-- Opening Marker --
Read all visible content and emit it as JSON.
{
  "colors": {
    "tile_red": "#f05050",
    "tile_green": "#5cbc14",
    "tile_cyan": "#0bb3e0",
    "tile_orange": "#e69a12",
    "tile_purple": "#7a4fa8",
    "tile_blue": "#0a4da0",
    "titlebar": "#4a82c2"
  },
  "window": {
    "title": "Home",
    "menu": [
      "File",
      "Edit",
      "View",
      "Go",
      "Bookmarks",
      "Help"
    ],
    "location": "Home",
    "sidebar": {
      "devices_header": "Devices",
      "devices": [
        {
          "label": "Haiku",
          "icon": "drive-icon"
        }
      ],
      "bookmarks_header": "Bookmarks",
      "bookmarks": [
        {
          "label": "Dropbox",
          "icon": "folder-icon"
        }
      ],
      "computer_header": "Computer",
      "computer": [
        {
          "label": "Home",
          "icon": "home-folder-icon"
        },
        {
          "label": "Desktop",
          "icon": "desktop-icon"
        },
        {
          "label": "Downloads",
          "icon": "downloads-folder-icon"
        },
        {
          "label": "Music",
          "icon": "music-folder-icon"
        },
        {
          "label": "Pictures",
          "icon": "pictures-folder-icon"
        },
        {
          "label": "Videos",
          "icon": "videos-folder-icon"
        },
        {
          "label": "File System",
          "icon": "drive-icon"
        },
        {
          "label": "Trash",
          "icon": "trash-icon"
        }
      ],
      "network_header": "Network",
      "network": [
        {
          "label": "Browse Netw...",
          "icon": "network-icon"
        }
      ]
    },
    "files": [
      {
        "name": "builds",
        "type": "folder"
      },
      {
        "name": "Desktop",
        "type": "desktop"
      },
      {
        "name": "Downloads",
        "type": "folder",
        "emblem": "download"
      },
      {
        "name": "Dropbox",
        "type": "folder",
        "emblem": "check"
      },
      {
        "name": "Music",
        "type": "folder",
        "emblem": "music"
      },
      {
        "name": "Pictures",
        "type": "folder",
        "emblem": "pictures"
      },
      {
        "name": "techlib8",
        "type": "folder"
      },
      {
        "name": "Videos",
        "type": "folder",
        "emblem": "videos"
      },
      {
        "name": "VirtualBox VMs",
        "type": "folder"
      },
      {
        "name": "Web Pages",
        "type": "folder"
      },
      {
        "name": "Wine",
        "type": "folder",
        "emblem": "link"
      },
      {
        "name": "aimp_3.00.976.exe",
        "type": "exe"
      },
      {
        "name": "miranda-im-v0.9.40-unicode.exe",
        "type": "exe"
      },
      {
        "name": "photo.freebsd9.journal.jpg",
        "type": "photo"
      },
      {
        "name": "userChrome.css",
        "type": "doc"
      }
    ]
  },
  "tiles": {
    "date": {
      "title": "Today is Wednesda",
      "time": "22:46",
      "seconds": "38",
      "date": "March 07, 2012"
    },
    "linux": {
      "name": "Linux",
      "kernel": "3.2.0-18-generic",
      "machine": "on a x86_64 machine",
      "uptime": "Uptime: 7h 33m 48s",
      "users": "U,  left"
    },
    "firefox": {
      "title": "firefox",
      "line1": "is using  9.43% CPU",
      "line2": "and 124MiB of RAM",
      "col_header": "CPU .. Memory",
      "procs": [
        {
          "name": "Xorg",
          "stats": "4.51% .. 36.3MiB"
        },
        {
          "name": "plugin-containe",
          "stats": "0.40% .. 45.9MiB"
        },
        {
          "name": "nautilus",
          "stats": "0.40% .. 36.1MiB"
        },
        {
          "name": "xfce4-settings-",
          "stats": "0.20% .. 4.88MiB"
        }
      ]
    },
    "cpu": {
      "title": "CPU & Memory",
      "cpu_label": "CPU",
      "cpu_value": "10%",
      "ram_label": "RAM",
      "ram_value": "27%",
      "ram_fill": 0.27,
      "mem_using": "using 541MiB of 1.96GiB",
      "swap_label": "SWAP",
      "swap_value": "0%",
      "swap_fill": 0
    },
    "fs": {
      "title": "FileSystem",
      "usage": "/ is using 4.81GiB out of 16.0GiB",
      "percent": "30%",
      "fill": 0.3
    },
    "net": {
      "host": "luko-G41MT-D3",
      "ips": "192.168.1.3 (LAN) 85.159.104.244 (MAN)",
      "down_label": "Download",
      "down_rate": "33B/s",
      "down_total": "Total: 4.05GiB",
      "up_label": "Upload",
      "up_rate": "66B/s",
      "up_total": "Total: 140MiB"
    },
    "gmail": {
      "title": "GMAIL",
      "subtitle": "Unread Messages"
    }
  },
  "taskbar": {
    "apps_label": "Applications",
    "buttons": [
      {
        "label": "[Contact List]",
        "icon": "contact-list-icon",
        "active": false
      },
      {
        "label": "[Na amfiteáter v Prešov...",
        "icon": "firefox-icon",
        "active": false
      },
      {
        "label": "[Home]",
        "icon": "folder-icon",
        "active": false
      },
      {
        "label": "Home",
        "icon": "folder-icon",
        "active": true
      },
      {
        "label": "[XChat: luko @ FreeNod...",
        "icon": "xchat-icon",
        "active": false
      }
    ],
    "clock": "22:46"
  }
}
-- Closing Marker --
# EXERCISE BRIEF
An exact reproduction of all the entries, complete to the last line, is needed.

# FINAL ANSWER
Read all visible content and emit it as JSON.
{
  "colors": {
    "tile_red": "#f05050",
    "tile_green": "#5cbc14",
    "tile_cyan": "#0bb3e0",
    "tile_orange": "#e69a12",
    "tile_purple": "#7a4fa8",
    "tile_blue": "#0a4da0",
    "titlebar": "#4a82c2"
  },
  "window": {
    "title": "Home",
    "menu": [
      "File",
      "Edit",
      "View",
      "Go",
      "Bookmarks",
      "Help"
    ],
    "location": "Home",
    "sidebar": {
      "devices_header": "Devices",
      "devices": [
        {
          "label": "Haiku",
          "icon": "drive-icon"
        }
      ],
      "bookmarks_header": "Bookmarks",
      "bookmarks": [
        {
          "label": "Dropbox",
          "icon": "folder-icon"
        }
      ],
      "computer_header": "Computer",
      "computer": [
        {
          "label": "Home",
          "icon": "home-folder-icon"
        },
        {
          "label": "Desktop",
          "icon": "desktop-icon"
        },
        {
          "label": "Downloads",
          "icon": "downloads-folder-icon"
        },
        {
          "label": "Music",
          "icon": "music-folder-icon"
        },
        {
          "label": "Pictures",
          "icon": "pictures-folder-icon"
        },
        {
          "label": "Videos",
          "icon": "videos-folder-icon"
        },
        {
          "label": "File System",
          "icon": "drive-icon"
        },
        {
          "label": "Trash",
          "icon": "trash-icon"
        }
      ],
      "network_header": "Network",
      "network": [
        {
          "label": "Browse Netw...",
          "icon": "network-icon"
        }
      ]
    },
    "files": [
      {
        "name": "builds",
        "type": "folder"
      },
      {
        "name": "Desktop",
        "type": "desktop"
      },
      {
        "name": "Downloads",
        "type": "folder",
        "emblem": "download"
      },
      {
        "name": "Dropbox",
        "type": "folder",
        "emblem": "check"
      },
      {
        "name": "Music",
        "type": "folder",
        "emblem": "music"
      },
      {
        "name": "Pictures",
        "type": "folder",
        "emblem": "pictures"
      },
      {
        "name": "techlib8",
        "type": "folder"
      },
      {
        "name": "Videos",
        "type": "folder",
        "emblem": "videos"
      },
      {
        "name": "VirtualBox VMs",
        "type": "folder"
      },
      {
        "name": "Web Pages",
        "type": "folder"
      },
      {
        "name": "Wine",
        "type": "folder",
        "emblem": "link"
      },
      {
        "name": "aimp_3.00.976.exe",
        "type": "exe"
      },
      {
        "name": "miranda-im-v0.9.40-unicode.exe",
        "type": "exe"
      },
      {
        "name": "photo.freebsd9.journal.jpg",
        "type": "photo"
      },
      {
        "name": "userChrome.css",
        "type": "doc"
      }
    ]
  },
  "tiles": {
    "date": {
      "title": "Today is Wednesda",
      "time": "22:46",
      "seconds": "38",
      "date": "March 07, 2012"
    },
    "linux": {
      "name": "Linux",
      "kernel": "3.2.0-18-generic",
      "machine": "on a x86_64 machine",
      "uptime": "Uptime: 7h 33m 48s",
      "users": "U,  left"
    },
    "firefox": {
      "title": "firefox",
      "line1": "is using  9.43% CPU",
      "line2": "and 124MiB of RAM",
      "col_header": "CPU .. Memory",
      "procs": [
        {
          "name": "Xorg",
          "stats": "4.51% .. 36.3MiB"
        },
        {
          "name": "plugin-containe",
          "stats": "0.40% .. 45.9MiB"
        },
        {
          "name": "nautilus",
          "stats": "0.40% .. 36.1MiB"
        },
        {
          "name": "xfce4-settings-",
          "stats": "0.20% .. 4.88MiB"
        }
      ]
    },
    "cpu": {
      "title": "CPU & Memory",
      "cpu_label": "CPU",
      "cpu_value": "10%",
      "ram_label": "RAM",
      "ram_value": "27%",
      "ram_fill": 0.27,
      "mem_using": "using 541MiB of 1.96GiB",
      "swap_label": "SWAP",
      "swap_value": "0%",
      "swap_fill": 0
    },
    "fs": {
      "title": "FileSystem",
      "usage": "/ is using 4.81GiB out of 16.0GiB",
      "percent": "30%",
      "fill": 0.3
    },
    "net": {
      "host": "luko-G41MT-D3",
      "ips": "192.168.1.3 (LAN) 85.159.104.244 (MAN)",
      "down_label": "Download",
      "down_rate": "33B/s",
      "down_total": "Total: 4.05GiB",
      "up_label": "Upload",
      "up_rate": "66B/s",
      "up_total": "Total: 140MiB"
    },
    "gmail": {
      "title": "GMAIL",
      "subtitle": "Unread Messages"
    }
  },
  "taskbar": {
    "apps_label": "Applications",
    "buttons": [
      {
        "label": "[Contact List]",
        "icon": "contact-list-icon",
        "active": false
      },
      {
        "label": "[Na amfiteáter v Prešov...",
        "icon": "firefox-icon",
        "active": false
      },
      {
        "label": "[Home]",
        "icon": "folder-icon",
        "active": false
      },
      {
        "label": "Home",
        "icon": "folder-icon",
        "active": true
      },
      {
        "label": "[XChat: luko @ FreeNod...",
        "icon": "xchat-icon",
        "active": false
      }
    ],
    "clock": "22:46"
  }
}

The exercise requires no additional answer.